By Bernard Garfinkel
The first thing you notice is the color, a particular and lovely translucent green, the green of a deep tropical sea, of a primeval planet steaming in the sun, yet modern, too, a glowing neon, a Ferrari green. It is, of course, the color to which the liqueur Chartreuse gave its name. And, amazingly, the color of Chartreuse is of its essence. It’s the power of suggestion, probably, but there’s no escaping the feeling that it tastes green, and this is part of its pleasure. Like the coral of a boiled lobster shell, the green of Chartreuse is unique; it signals the liqueur itself, somehow telegraphs to the mind before the first sip that spiky, sweet, spicy and complex taste.
Chartreuse has been called the “best liqueur in the world.” Certainly, it’s the most expensive, and the most potent as well—110 proof, while other liqueurs range from 50 to 96. (There is also a yellow Chartreuse, considered by most aficionados not to dwell on the same level of delight as the green. Its proof is 86.) This alcoholic power has, in recent times, given rise to advertising campaigns extolling its 55-percent spiritous content in phrases such as “green fire.” Then, too, there’s more than a hint of the aphrodisiacal in its legend. The secret blend of ingredients that mysteriously combine to give Chartreuse its special flavor and color has been described as having magical and sexual powers, of being associated with ancient gods of fertility and desire.
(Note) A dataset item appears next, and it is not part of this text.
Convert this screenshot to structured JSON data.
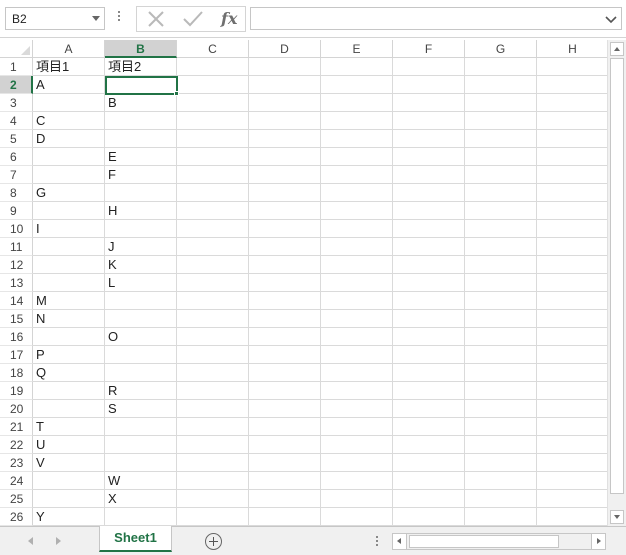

Yet the liqueur is made by an extraordinarily devout band of monks of the Carthusian order, whose ascetic life of isolation, silence, fasting, chastity and prayer is regarded as the most difficult and demanding vocation in the Roman Catholic church. Originally produced as a healing potion, a medicine with …
Author: High Times / High Times